I didn't want to bother with another small-big-small chain ring transition so just rode the flat part of Pescadero Rd in the small chain ring, cruising along at a sad 14-15 mph. Alas, I was finally at Haskins again. Another 1.6 miles and I would be done! Well except for the 10 miles back to the cars. As I was climbing, the pro/1/2 men came by, which was fun to watch. Shortly after, the main pro/1/2 women pack came on by, followed by a couple small groups and solo riders, who were encouraging me on. The 1k mile and 500m signs were both missing from the first lap, which I didn't realize until I was about 300m from the finish. Hallelujah. I crossed the line at the top, and was directed to keep on going back to Pescadero, where Beate & Stephanie were probably wondering if I had come to another terrible fate.

Diabetes management (Diabetes primer: BG = blood glucose, or blood sugar. Bolus = insulin dose taken by pump. Basal = background insulin level delivered by insulin pump 24/7. Basically insulin causes BG to drop & glucose to go into the cells (muscle/fat); carbs cause BG to rise, and exercise can cause BG to rise or fall depending on intensity, duration & insulin levels. Usually exercise causes a drop in BG without adjustments in insulin & food, which is why I carry so much extra sugar. BG in non-diabetic is from about approx. 70 (fasting) to approx. 120 (after a meal)):

5:30 AM: BG 80, breakfast, PureFit + small banana, calculated bolus to bring BG to 160, 1.1 U insulin given 1U:17g insulin:carb ratio, 70mg/dL:1U correction factor.
7:23 AM: BG 302, 0.6 U, trying not to overreact; I didn't want too much insulin on board right before a really hard race effort.
8:11 AM: BG 289; hungry, ate 25 g carbs
8:36 AM: BG 345; somehow was hoping to get away with 25 g carbs & no insulin?? 40 min before race start, took another 0.5 U
8:55 AM: BG 359
9:09 AM: BG 372, 0.5 U. Yuck, not a good place to be.
9:15 AM: race start

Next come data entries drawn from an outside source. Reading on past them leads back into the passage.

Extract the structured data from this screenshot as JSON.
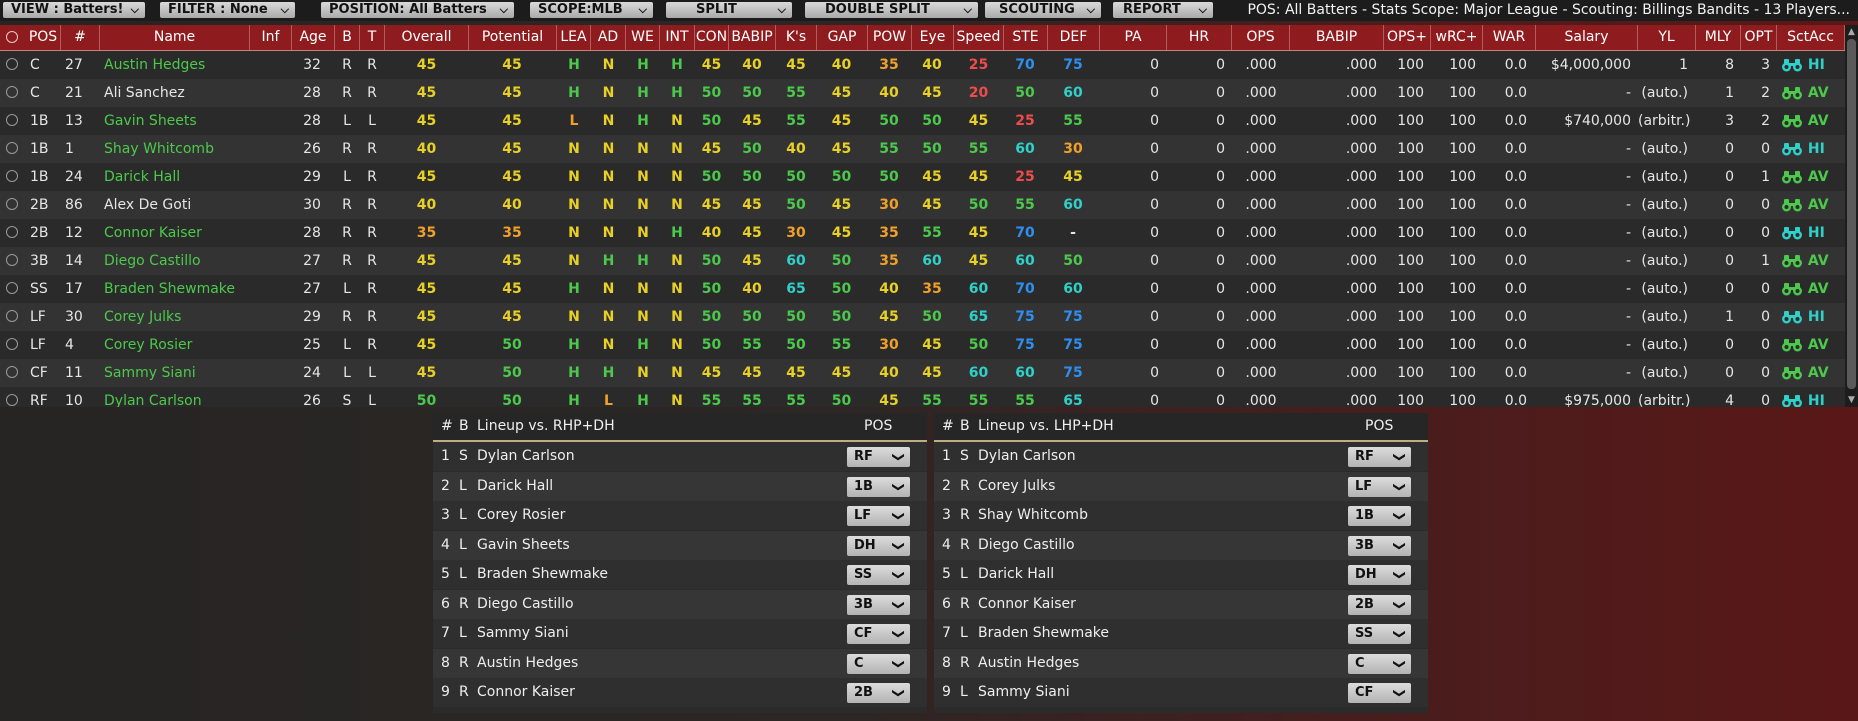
{
  "colors": {
    "green": "#4cc94c",
    "yellow": "#e8d025",
    "orange": "#f0a02a",
    "red": "#ee4c4c",
    "blue": "#2f8ff0",
    "teal": "#2fd0c8",
    "white": "#e6e6e6",
    "header": "#8e1b1e"
  },
  "toolbar": {
    "view": "VIEW : Batters!",
    "filter": "FILTER : None",
    "position": "POSITION: All Batters",
    "scope": "SCOPE:MLB",
    "split": "SPLIT",
    "double_split": "DOUBLE SPLIT",
    "scouting": "SCOUTING",
    "report": "REPORT",
    "status": "POS: All Batters - Stats Scope: Major League - Scouting: Billings Bandits - 13 Players..."
  },
  "columns": [
    "POS",
    "#",
    "Name",
    "Inf",
    "Age",
    "B",
    "T",
    "Overall",
    "Potential",
    "LEA",
    "AD",
    "WE",
    "INT",
    "CON",
    "BABIP",
    "K's",
    "GAP",
    "POW",
    "Eye",
    "Speed",
    "STE",
    "DEF",
    "PA",
    "HR",
    "OPS",
    "BABIP",
    "OPS+",
    "wRC+",
    "WAR",
    "Salary",
    "YL",
    "MLY",
    "OPT",
    "SctAcc"
  ],
  "players": [
    {
      "pos": "C",
      "num": "27",
      "name": "Austin Hedges",
      "name_c": "g",
      "inf": "",
      "age": "32",
      "b": "R",
      "t": "R",
      "ovr": "45",
      "ovr_c": "y",
      "pot": "45",
      "pot_c": "y",
      "lea": "H",
      "lea_c": "g",
      "ad": "N",
      "ad_c": "y",
      "we": "H",
      "we_c": "g",
      "int": "H",
      "int_c": "g",
      "con": "45",
      "con_c": "y",
      "babip": "40",
      "babip_c": "y",
      "ks": "45",
      "ks_c": "y",
      "gap": "40",
      "gap_c": "y",
      "pow": "35",
      "pow_c": "o",
      "eye": "40",
      "eye_c": "y",
      "speed": "25",
      "speed_c": "r",
      "ste": "70",
      "ste_c": "b",
      "def": "75",
      "def_c": "b",
      "pa": "0",
      "hr": "0",
      "ops": ".000",
      "babip2": ".000",
      "opsp": "100",
      "wrc": "100",
      "war": "0.0",
      "salary": "$4,000,000",
      "yl": "1",
      "mly": "8",
      "opt": "3",
      "sa": "HI",
      "bino": "t"
    },
    {
      "pos": "C",
      "num": "21",
      "name": "Ali Sanchez",
      "name_c": "w",
      "inf": "",
      "age": "28",
      "b": "R",
      "t": "R",
      "ovr": "45",
      "ovr_c": "y",
      "pot": "45",
      "pot_c": "y",
      "lea": "H",
      "lea_c": "g",
      "ad": "N",
      "ad_c": "y",
      "we": "H",
      "we_c": "g",
      "int": "H",
      "int_c": "g",
      "con": "50",
      "con_c": "g",
      "babip": "50",
      "babip_c": "g",
      "ks": "55",
      "ks_c": "g",
      "gap": "45",
      "gap_c": "y",
      "pow": "40",
      "pow_c": "y",
      "eye": "45",
      "eye_c": "y",
      "speed": "20",
      "speed_c": "r",
      "ste": "50",
      "ste_c": "g",
      "def": "60",
      "def_c": "t",
      "pa": "0",
      "hr": "0",
      "ops": ".000",
      "babip2": ".000",
      "opsp": "100",
      "wrc": "100",
      "war": "0.0",
      "salary": "-",
      "yl": "(auto.)",
      "mly": "1",
      "opt": "2",
      "sa": "AV",
      "bino": "g"
    },
    {
      "pos": "1B",
      "num": "13",
      "name": "Gavin Sheets",
      "name_c": "g",
      "inf": "",
      "age": "28",
      "b": "L",
      "t": "L",
      "ovr": "45",
      "ovr_c": "y",
      "pot": "45",
      "pot_c": "y",
      "lea": "L",
      "lea_c": "o",
      "ad": "N",
      "ad_c": "y",
      "we": "H",
      "we_c": "g",
      "int": "N",
      "int_c": "y",
      "con": "50",
      "con_c": "g",
      "babip": "45",
      "babip_c": "y",
      "ks": "55",
      "ks_c": "g",
      "gap": "45",
      "gap_c": "y",
      "pow": "50",
      "pow_c": "g",
      "eye": "50",
      "eye_c": "g",
      "speed": "45",
      "speed_c": "y",
      "ste": "25",
      "ste_c": "r",
      "def": "55",
      "def_c": "g",
      "pa": "0",
      "hr": "0",
      "ops": ".000",
      "babip2": ".000",
      "opsp": "100",
      "wrc": "100",
      "war": "0.0",
      "salary": "$740,000",
      "yl": "(arbitr.)",
      "mly": "3",
      "opt": "2",
      "sa": "AV",
      "bino": "g"
    },
    {
      "pos": "1B",
      "num": "1",
      "name": "Shay Whitcomb",
      "name_c": "g",
      "inf": "",
      "age": "26",
      "b": "R",
      "t": "R",
      "ovr": "40",
      "ovr_c": "y",
      "pot": "45",
      "pot_c": "y",
      "lea": "N",
      "lea_c": "y",
      "ad": "N",
      "ad_c": "y",
      "we": "N",
      "we_c": "y",
      "int": "N",
      "int_c": "y",
      "con": "45",
      "con_c": "y",
      "babip": "50",
      "babip_c": "g",
      "ks": "40",
      "ks_c": "y",
      "gap": "45",
      "gap_c": "y",
      "pow": "55",
      "pow_c": "g",
      "eye": "50",
      "eye_c": "g",
      "speed": "55",
      "speed_c": "g",
      "ste": "60",
      "ste_c": "t",
      "def": "30",
      "def_c": "o",
      "pa": "0",
      "hr": "0",
      "ops": ".000",
      "babip2": ".000",
      "opsp": "100",
      "wrc": "100",
      "war": "0.0",
      "salary": "-",
      "yl": "(auto.)",
      "mly": "0",
      "opt": "0",
      "sa": "HI",
      "bino": "t"
    },
    {
      "pos": "1B",
      "num": "24",
      "name": "Darick Hall",
      "name_c": "g",
      "inf": "",
      "age": "29",
      "b": "L",
      "t": "R",
      "ovr": "45",
      "ovr_c": "y",
      "pot": "45",
      "pot_c": "y",
      "lea": "N",
      "lea_c": "y",
      "ad": "N",
      "ad_c": "y",
      "we": "N",
      "we_c": "y",
      "int": "N",
      "int_c": "y",
      "con": "50",
      "con_c": "g",
      "babip": "50",
      "babip_c": "g",
      "ks": "50",
      "ks_c": "g",
      "gap": "50",
      "gap_c": "g",
      "pow": "50",
      "pow_c": "g",
      "eye": "45",
      "eye_c": "y",
      "speed": "45",
      "speed_c": "y",
      "ste": "25",
      "ste_c": "r",
      "def": "45",
      "def_c": "y",
      "pa": "0",
      "hr": "0",
      "ops": ".000",
      "babip2": ".000",
      "opsp": "100",
      "wrc": "100",
      "war": "0.0",
      "salary": "-",
      "yl": "(auto.)",
      "mly": "0",
      "opt": "1",
      "sa": "AV",
      "bino": "g"
    },
    {
      "pos": "2B",
      "num": "86",
      "name": "Alex De Goti",
      "name_c": "w",
      "inf": "",
      "age": "30",
      "b": "R",
      "t": "R",
      "ovr": "40",
      "ovr_c": "y",
      "pot": "40",
      "pot_c": "y",
      "lea": "N",
      "lea_c": "y",
      "ad": "N",
      "ad_c": "y",
      "we": "N",
      "we_c": "y",
      "int": "N",
      "int_c": "y",
      "con": "45",
      "con_c": "y",
      "babip": "45",
      "babip_c": "y",
      "ks": "50",
      "ks_c": "g",
      "gap": "45",
      "gap_c": "y",
      "pow": "30",
      "pow_c": "o",
      "eye": "45",
      "eye_c": "y",
      "speed": "50",
      "speed_c": "g",
      "ste": "55",
      "ste_c": "g",
      "def": "60",
      "def_c": "t",
      "pa": "0",
      "hr": "0",
      "ops": ".000",
      "babip2": ".000",
      "opsp": "100",
      "wrc": "100",
      "war": "0.0",
      "salary": "-",
      "yl": "(auto.)",
      "mly": "0",
      "opt": "0",
      "sa": "AV",
      "bino": "g"
    },
    {
      "pos": "2B",
      "num": "12",
      "name": "Connor Kaiser",
      "name_c": "g",
      "inf": "",
      "age": "28",
      "b": "R",
      "t": "R",
      "ovr": "35",
      "ovr_c": "o",
      "pot": "35",
      "pot_c": "o",
      "lea": "N",
      "lea_c": "y",
      "ad": "N",
      "ad_c": "y",
      "we": "N",
      "we_c": "y",
      "int": "H",
      "int_c": "g",
      "con": "40",
      "con_c": "y",
      "babip": "45",
      "babip_c": "y",
      "ks": "30",
      "ks_c": "o",
      "gap": "45",
      "gap_c": "y",
      "pow": "35",
      "pow_c": "o",
      "eye": "55",
      "eye_c": "g",
      "speed": "45",
      "speed_c": "y",
      "ste": "70",
      "ste_c": "b",
      "def": "-",
      "def_c": "w",
      "pa": "0",
      "hr": "0",
      "ops": ".000",
      "babip2": ".000",
      "opsp": "100",
      "wrc": "100",
      "war": "0.0",
      "salary": "-",
      "yl": "(auto.)",
      "mly": "0",
      "opt": "0",
      "sa": "HI",
      "bino": "t"
    },
    {
      "pos": "3B",
      "num": "14",
      "name": "Diego Castillo",
      "name_c": "g",
      "inf": "",
      "age": "27",
      "b": "R",
      "t": "R",
      "ovr": "45",
      "ovr_c": "y",
      "pot": "45",
      "pot_c": "y",
      "lea": "N",
      "lea_c": "y",
      "ad": "H",
      "ad_c": "g",
      "we": "H",
      "we_c": "g",
      "int": "N",
      "int_c": "y",
      "con": "50",
      "con_c": "g",
      "babip": "45",
      "babip_c": "y",
      "ks": "60",
      "ks_c": "t",
      "gap": "50",
      "gap_c": "g",
      "pow": "35",
      "pow_c": "o",
      "eye": "60",
      "eye_c": "t",
      "speed": "45",
      "speed_c": "y",
      "ste": "60",
      "ste_c": "t",
      "def": "50",
      "def_c": "g",
      "pa": "0",
      "hr": "0",
      "ops": ".000",
      "babip2": ".000",
      "opsp": "100",
      "wrc": "100",
      "war": "0.0",
      "salary": "-",
      "yl": "(auto.)",
      "mly": "0",
      "opt": "1",
      "sa": "AV",
      "bino": "g"
    },
    {
      "pos": "SS",
      "num": "17",
      "name": "Braden Shewmake",
      "name_c": "g",
      "inf": "",
      "age": "27",
      "b": "L",
      "t": "R",
      "ovr": "45",
      "ovr_c": "y",
      "pot": "45",
      "pot_c": "y",
      "lea": "H",
      "lea_c": "g",
      "ad": "N",
      "ad_c": "y",
      "we": "N",
      "we_c": "y",
      "int": "N",
      "int_c": "y",
      "con": "50",
      "con_c": "g",
      "babip": "40",
      "babip_c": "y",
      "ks": "65",
      "ks_c": "t",
      "gap": "50",
      "gap_c": "g",
      "pow": "40",
      "pow_c": "y",
      "eye": "35",
      "eye_c": "o",
      "speed": "60",
      "speed_c": "t",
      "ste": "70",
      "ste_c": "b",
      "def": "60",
      "def_c": "t",
      "pa": "0",
      "hr": "0",
      "ops": ".000",
      "babip2": ".000",
      "opsp": "100",
      "wrc": "100",
      "war": "0.0",
      "salary": "-",
      "yl": "(auto.)",
      "mly": "0",
      "opt": "0",
      "sa": "AV",
      "bino": "g"
    },
    {
      "pos": "LF",
      "num": "30",
      "name": "Corey Julks",
      "name_c": "g",
      "inf": "",
      "age": "29",
      "b": "R",
      "t": "R",
      "ovr": "45",
      "ovr_c": "y",
      "pot": "45",
      "pot_c": "y",
      "lea": "N",
      "lea_c": "y",
      "ad": "N",
      "ad_c": "y",
      "we": "N",
      "we_c": "y",
      "int": "N",
      "int_c": "y",
      "con": "50",
      "con_c": "g",
      "babip": "50",
      "babip_c": "g",
      "ks": "50",
      "ks_c": "g",
      "gap": "50",
      "gap_c": "g",
      "pow": "45",
      "pow_c": "y",
      "eye": "50",
      "eye_c": "g",
      "speed": "65",
      "speed_c": "t",
      "ste": "75",
      "ste_c": "b",
      "def": "75",
      "def_c": "b",
      "pa": "0",
      "hr": "0",
      "ops": ".000",
      "babip2": ".000",
      "opsp": "100",
      "wrc": "100",
      "war": "0.0",
      "salary": "-",
      "yl": "(auto.)",
      "mly": "1",
      "opt": "0",
      "sa": "HI",
      "bino": "t"
    },
    {
      "pos": "LF",
      "num": "4",
      "name": "Corey Rosier",
      "name_c": "g",
      "inf": "",
      "age": "25",
      "b": "L",
      "t": "R",
      "ovr": "45",
      "ovr_c": "y",
      "pot": "50",
      "pot_c": "g",
      "lea": "H",
      "lea_c": "g",
      "ad": "N",
      "ad_c": "y",
      "we": "H",
      "we_c": "g",
      "int": "N",
      "int_c": "y",
      "con": "50",
      "con_c": "g",
      "babip": "55",
      "babip_c": "g",
      "ks": "50",
      "ks_c": "g",
      "gap": "55",
      "gap_c": "g",
      "pow": "30",
      "pow_c": "o",
      "eye": "45",
      "eye_c": "y",
      "speed": "50",
      "speed_c": "g",
      "ste": "75",
      "ste_c": "b",
      "def": "75",
      "def_c": "b",
      "pa": "0",
      "hr": "0",
      "ops": ".000",
      "babip2": ".000",
      "opsp": "100",
      "wrc": "100",
      "war": "0.0",
      "salary": "-",
      "yl": "(auto.)",
      "mly": "0",
      "opt": "0",
      "sa": "AV",
      "bino": "g"
    },
    {
      "pos": "CF",
      "num": "11",
      "name": "Sammy Siani",
      "name_c": "g",
      "inf": "",
      "age": "24",
      "b": "L",
      "t": "L",
      "ovr": "45",
      "ovr_c": "y",
      "pot": "50",
      "pot_c": "g",
      "lea": "H",
      "lea_c": "g",
      "ad": "H",
      "ad_c": "g",
      "we": "N",
      "we_c": "y",
      "int": "N",
      "int_c": "y",
      "con": "45",
      "con_c": "y",
      "babip": "45",
      "babip_c": "y",
      "ks": "45",
      "ks_c": "y",
      "gap": "45",
      "gap_c": "y",
      "pow": "40",
      "pow_c": "y",
      "eye": "45",
      "eye_c": "y",
      "speed": "60",
      "speed_c": "t",
      "ste": "60",
      "ste_c": "t",
      "def": "75",
      "def_c": "b",
      "pa": "0",
      "hr": "0",
      "ops": ".000",
      "babip2": ".000",
      "opsp": "100",
      "wrc": "100",
      "war": "0.0",
      "salary": "-",
      "yl": "(auto.)",
      "mly": "0",
      "opt": "0",
      "sa": "AV",
      "bino": "g"
    },
    {
      "pos": "RF",
      "num": "10",
      "name": "Dylan Carlson",
      "name_c": "g",
      "inf": "",
      "age": "26",
      "b": "S",
      "t": "L",
      "ovr": "50",
      "ovr_c": "g",
      "pot": "50",
      "pot_c": "g",
      "lea": "H",
      "lea_c": "g",
      "ad": "L",
      "ad_c": "o",
      "we": "H",
      "we_c": "g",
      "int": "N",
      "int_c": "y",
      "con": "55",
      "con_c": "g",
      "babip": "55",
      "babip_c": "g",
      "ks": "55",
      "ks_c": "g",
      "gap": "50",
      "gap_c": "g",
      "pow": "45",
      "pow_c": "y",
      "eye": "55",
      "eye_c": "g",
      "speed": "55",
      "speed_c": "g",
      "ste": "55",
      "ste_c": "g",
      "def": "65",
      "def_c": "t",
      "pa": "0",
      "hr": "0",
      "ops": ".000",
      "babip2": ".000",
      "opsp": "100",
      "wrc": "100",
      "war": "0.0",
      "salary": "$975,000",
      "yl": "(arbitr.)",
      "mly": "4",
      "opt": "0",
      "sa": "HI",
      "bino": "t"
    }
  ],
  "lineup_rhp": {
    "header": {
      "num": "#",
      "b": "B",
      "title": "Lineup vs. RHP+DH",
      "pos": "POS"
    },
    "rows": [
      {
        "n": "1",
        "b": "S",
        "name": "Dylan Carlson",
        "pos": "RF"
      },
      {
        "n": "2",
        "b": "L",
        "name": "Darick Hall",
        "pos": "1B"
      },
      {
        "n": "3",
        "b": "L",
        "name": "Corey Rosier",
        "pos": "LF"
      },
      {
        "n": "4",
        "b": "L",
        "name": "Gavin Sheets",
        "pos": "DH"
      },
      {
        "n": "5",
        "b": "L",
        "name": "Braden Shewmake",
        "pos": "SS"
      },
      {
        "n": "6",
        "b": "R",
        "name": "Diego Castillo",
        "pos": "3B"
      },
      {
        "n": "7",
        "b": "L",
        "name": "Sammy Siani",
        "pos": "CF"
      },
      {
        "n": "8",
        "b": "R",
        "name": "Austin Hedges",
        "pos": "C"
      },
      {
        "n": "9",
        "b": "R",
        "name": "Connor Kaiser",
        "pos": "2B"
      }
    ]
  },
  "lineup_lhp": {
    "header": {
      "num": "#",
      "b": "B",
      "title": "Lineup vs. LHP+DH",
      "pos": "POS"
    },
    "rows": [
      {
        "n": "1",
        "b": "S",
        "name": "Dylan Carlson",
        "pos": "RF"
      },
      {
        "n": "2",
        "b": "R",
        "name": "Corey Julks",
        "pos": "LF"
      },
      {
        "n": "3",
        "b": "R",
        "name": "Shay Whitcomb",
        "pos": "1B"
      },
      {
        "n": "4",
        "b": "R",
        "name": "Diego Castillo",
        "pos": "3B"
      },
      {
        "n": "5",
        "b": "L",
        "name": "Darick Hall",
        "pos": "DH"
      },
      {
        "n": "6",
        "b": "R",
        "name": "Connor Kaiser",
        "pos": "2B"
      },
      {
        "n": "7",
        "b": "L",
        "name": "Braden Shewmake",
        "pos": "SS"
      },
      {
        "n": "8",
        "b": "R",
        "name": "Austin Hedges",
        "pos": "C"
      },
      {
        "n": "9",
        "b": "L",
        "name": "Sammy Siani",
        "pos": "CF"
      }
    ]
  },
  "icons": {
    "dropdown": "chevron-down-icon",
    "scout": "binoculars-icon",
    "radio": "radio-icon"
  }
}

For the first ~70 minutes, I drank water only. Once I started to feel hungry and could feel the BG coming down, I started eating a GU every 45 minutes and alternating Vitalyte and water. I finished with a BG of 169. Basal rate started at 0.55 and went to 0.45 a couple hours in. I was really sloppy with my hydration and only drank 1 1/2 bottles. I forgot how race anticipation can really drive the blood sugar up before a race. Usually I have to increase my morning basal rates race day but hadn't really established a routine for road races yet.

What went right: I made it to the race, thanks to a lot of help. I was able to ride, even if briefly, with the pack; I could feel what it is like to be in that situation again. I figured out how to deal with my crappy mechanical situation so that I could at least finish. I dealt with bad pre-race BGs and felt okay BG-wise for most of the race. I took a few moments here and there to remind myself, "I do this because I enjoy it." Pre-riding the course was very helpful, especially considering my mechanical issues.

What would be good for next time : Think through BG management better. Continue to work on my fitness/rehab goals so that at some point in the future, I can stay with more Cat 4's. Go to more group training events where I can practice some racing skills and get more comfortable with that.